Driven: 2012 Ford Mustang Boss 302 Laguna Seca Edition

Boss 302 Laguna Seca Up Front, Boss 302 in the background. Image: Ford Motor Company

Ever since the 2012 Ford Mustang Boss launched, I’d been feeling like the red-headed stepchild. Despite having a great relationship with Ford, I didn’t get an invite to the launch of the car, and hadn’t had the opportunity to beg, borrow or steal one since. That’s why when Ford invited me to their Michigan Proving Grounds to drive various 2012 models, my first question was whether or not that included the Boss 302. It did indeed, and when Ford gives you the chance to go to its test track and use up its tires, gas and brakes, the only possible answer is “hell yes.”

Perhaps the most subtle Boss 302 color combo. Image: Ford Motor Company

To be fair, the Boss 302 was only part of the program, but Ford was kind enough to set up a demonstration of the Boss 302’s “Launch Control” feature (part of Ford’s TracKey option), as well as giving us the chance to autocross the Boss 302 side by side with the Boss 302 Laguna Seca edition. The difference between the cars is instantly noticeable on the tight confines of an autocross track, and the advantage in handling of the Boss 302 Laguna Seca over the standard Boss 302 is significant. More on that later, but here’s the bottom line: if you plan on regular track days with your Boss 302, the Laguna Seca package is a must have, if you can find one. If your Boss 302 will primarily be a street car, with the occasional track day thrown in, the standard model will do just fine.

Ford's TracKey option – you want the red one. Image: Ford Motor Company

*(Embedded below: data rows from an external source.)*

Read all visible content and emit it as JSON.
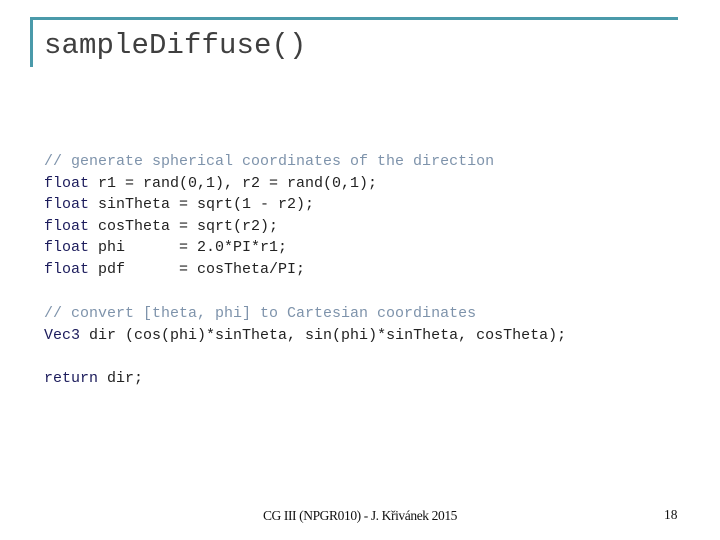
{
  "slide": {
    "title": "sampleDiffuse()",
    "accent_color": "#4a9aaa",
    "code_blocks": [
      {
        "lines": [
          [
            {
              "type": "comment",
              "text": "// generate spherical coordinates of the direction"
            }
          ],
          [
            {
              "type": "keyword",
              "text": "float"
            },
            {
              "type": "plain",
              "text": " r1 = rand(0,1), r2 = rand(0,1);"
            }
          ],
          [
            {
              "type": "keyword",
              "text": "float"
            },
            {
              "type": "plain",
              "text": " sinTheta = sqrt(1 - r2);"
            }
          ],
          [
            {
              "type": "keyword",
              "text": "float"
            },
            {
              "type": "plain",
              "text": " cosTheta = sqrt(r2);"
            }
          ],
          [
            {
              "type": "keyword",
              "text": "float"
            },
            {
              "type": "plain",
              "text": " phi      = 2.0*PI*r1;"
            }
          ],
          [
            {
              "type": "keyword",
              "text": "float"
            },
            {
              "type": "plain",
              "text": " pdf      = cosTheta/PI;"
            }
          ]
        ]
      },
      {
        "lines": [
          [
            {
              "type": "comment",
              "text": "// convert [theta, phi] to Cartesian coordinates"
            }
          ],
          [
            {
              "type": "keyword",
              "text": "Vec3"
            },
            {
              "type": "plain",
              "text": " dir (cos(phi)*sinTheta, sin(phi)*sinTheta, cosTheta);"
            }
          ]
        ]
      },
      {
        "lines": [
          [
            {
              "type": "keyword",
              "text": "return"
            },
            {
              "type": "plain",
              "text": " dir;"
            }
          ]
        ]
      }
    ],
    "footer": "CG III (NPGR010) - J. Křivánek 2015",
    "page_number": "18"
  }
}
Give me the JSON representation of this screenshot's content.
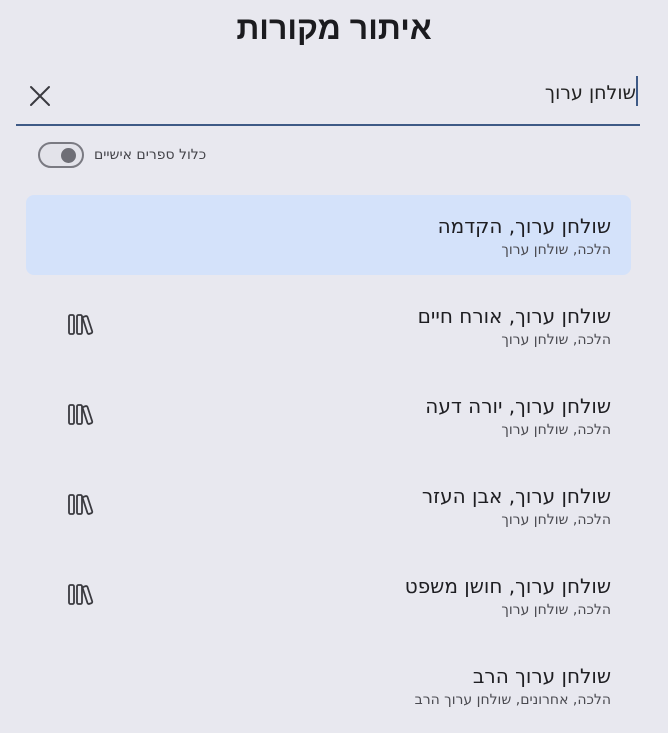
{
  "header": {
    "title": "איתור מקורות"
  },
  "search": {
    "value": "שולחן ערוך",
    "clear_icon": "close-icon"
  },
  "toggle": {
    "label": "כלול ספרים אישיים",
    "checked": false
  },
  "results": [
    {
      "title": "שולחן ערוך, הקדמה",
      "path": "הלכה, שולחן ערוך",
      "selected": true,
      "icon": null
    },
    {
      "title": "שולחן ערוך, אורח חיים",
      "path": "הלכה, שולחן ערוך",
      "selected": false,
      "icon": "books-icon"
    },
    {
      "title": "שולחן ערוך, יורה דעה",
      "path": "הלכה, שולחן ערוך",
      "selected": false,
      "icon": "books-icon"
    },
    {
      "title": "שולחן ערוך, אבן העזר",
      "path": "הלכה, שולחן ערוך",
      "selected": false,
      "icon": "books-icon"
    },
    {
      "title": "שולחן ערוך, חושן משפט",
      "path": "הלכה, שולחן ערוך",
      "selected": false,
      "icon": "books-icon"
    },
    {
      "title": "שולחן ערוך הרב",
      "path": "הלכה, אחרונים, שולחן ערוך הרב",
      "selected": false,
      "icon": null
    }
  ],
  "colors": {
    "background": "#e8e8ef",
    "selected": "#d4e2fa",
    "accent": "#3e5a86"
  }
}
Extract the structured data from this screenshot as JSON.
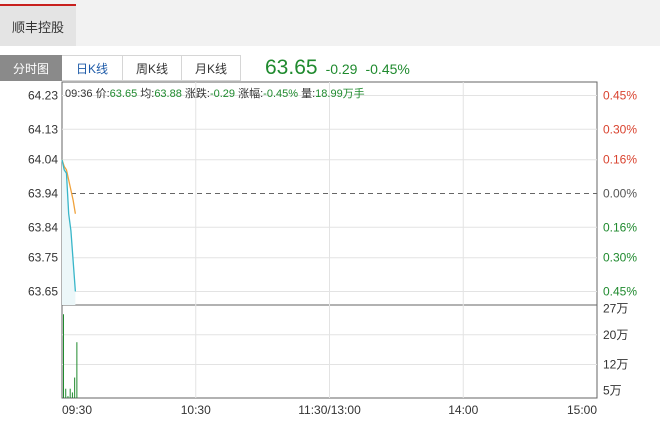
{
  "header": {
    "stock_name": "顺丰控股"
  },
  "tabs": [
    {
      "label": "分时图",
      "active": true
    },
    {
      "label": "日K线",
      "active": false
    },
    {
      "label": "周K线",
      "active": false
    },
    {
      "label": "月K线",
      "active": false
    }
  ],
  "quote": {
    "price": "63.65",
    "change": "-0.29",
    "change_pct": "-0.45%"
  },
  "info": {
    "time": "09:36",
    "price_label": "价:",
    "price": "63.65",
    "avg_label": "均:",
    "avg": "63.88",
    "change_label": "涨跌:",
    "change": "-0.29",
    "pct_label": "涨幅:",
    "pct": "-0.45%",
    "volume_label": "量:",
    "volume": "18.99万手"
  },
  "colors": {
    "up": "#d9432f",
    "down": "#1f8a2e",
    "price_line": "#38b6c9",
    "avg_line": "#f0a23c",
    "volume": "#1f8a2e"
  },
  "chart_data": {
    "type": "line",
    "price_axis": {
      "ylim": [
        63.61,
        64.27
      ],
      "ticks": [
        "64.23",
        "64.13",
        "64.04",
        "63.94",
        "63.84",
        "63.75",
        "63.65"
      ],
      "tick_values": [
        64.23,
        64.13,
        64.04,
        63.94,
        63.84,
        63.75,
        63.65
      ],
      "prev_close": 63.94
    },
    "pct_axis": {
      "ticks": [
        "0.45%",
        "0.30%",
        "0.16%",
        "0.00%",
        "0.16%",
        "0.30%",
        "0.45%"
      ],
      "tick_colors": [
        "up",
        "up",
        "up",
        "flat",
        "down",
        "down",
        "down"
      ]
    },
    "x_axis": {
      "ticks": [
        "09:30",
        "10:30",
        "11:30/13:00",
        "14:00",
        "15:00"
      ],
      "tick_minutes": [
        0,
        60,
        120,
        180,
        240
      ],
      "range_minutes": [
        0,
        240
      ]
    },
    "series": [
      {
        "name": "价",
        "x": [
          0,
          1,
          2,
          3,
          4,
          5,
          6
        ],
        "values": [
          64.04,
          64.01,
          64.0,
          63.88,
          63.83,
          63.74,
          63.65
        ]
      },
      {
        "name": "均",
        "x": [
          0,
          1,
          2,
          3,
          4,
          5,
          6
        ],
        "values": [
          64.04,
          64.02,
          64.01,
          63.98,
          63.95,
          63.92,
          63.88
        ]
      }
    ],
    "volume": {
      "ticks": [
        "27万",
        "20万",
        "12万",
        "5万"
      ],
      "tick_values": [
        27,
        20,
        12,
        5
      ],
      "ylim": [
        3,
        28
      ],
      "x": [
        0,
        1,
        2,
        3,
        4,
        5,
        6
      ],
      "values": [
        25.5,
        5.5,
        3.5,
        5.5,
        4.5,
        8.5,
        18.0
      ]
    }
  }
}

My first driving exercise was testing the Boss 302’s launch control feature, which is part of Ford’s TracKey option. The launch control feature was programmed in direct response to customer feedback: Mustang owners who race their cars wanted an adjustable launch control to take the guesswork out of starts and allow for various track conditions and tire options. Programming the launch RPM is fairly simple, and is done via the cruise control buttons on the steering wheel. Once the system is active, you dial up the launch RPM via the cruise control “+” button, then lock it in. Mat the accelerator, and the engine revs to the preset RPM; dump the clutch, and you’ve got the perfect launch.

Recaro front seats are standard on the Laguna Seca; a rear seat isn't. Image: Ford Motor Company

To allow for different track conditions, launch control allows you to dial in the engine speed anywhere from 2,500 to 5,000 rpm. On an overcast but warm day, 4,200 rpm was just about perfect to get a little wheelspin before the Boss’ rear tires hooked up and shot me forward with an impressive amount of thrust. If you track your car in competitive events, this feature alone makes the $302 key reflash worth the price of admission; after all, $302 is a whole lot cheaper than a new clutch.

The gauge package comes standard with Laguna Seca models. Image: Ford Motor Company

Next up was the autocross in the Boss Laguna Seca. Even on moderately cold tires, the car had an impressive amount of grip. Still, with the traction and stability control disabled, it was easy to hang the back end out in corners with the throttle. Catching the back end was equally easy, as I found out in a sudden-and-tight right hand corner. Throw in some opposite lock and just a bit of throttle, and the Boss Laguna Seca quickly regains it’s composure. Acceleration is impressive, as is the stopping power from the Brembo brakes.

A cross brace takes the place of the back seat in Laguna Seca models. Image: Ford Motor Company

After my run in the Boss Laguna Seca, it was time to drive the “standard” Boss 302. The car felt noticeably looser in the corners, but was no less predictable in its handling than the Laguna Seca version. In some ways it was even more entertaining, since the lower handling limits of the “plain” Boss 302 made tail-out driving effortless. I didn’t get course times for the two cars, but I suspect the Laguna Seca was a few tenths of a second quicker through the cones than the regular Boss; still, the regular Boss had a higher “hoon factor,” and would be plenty entertaining for the occasional track day.

Image: Ford Motor Company

As much as I love the new 5.0 liter Mustangs, the Boss 302 is an improvement in every way. The graphics and paint schemes are a little bright for my tastes, but that gripe aside the Boss 302 is probably the most fun you can have in its price range. Finding one may prove difficult, but Ford assures me there’s still inventory (of the regular version, at least) in the pipeline. All I have to do now is hit the lottery before they’re all gone.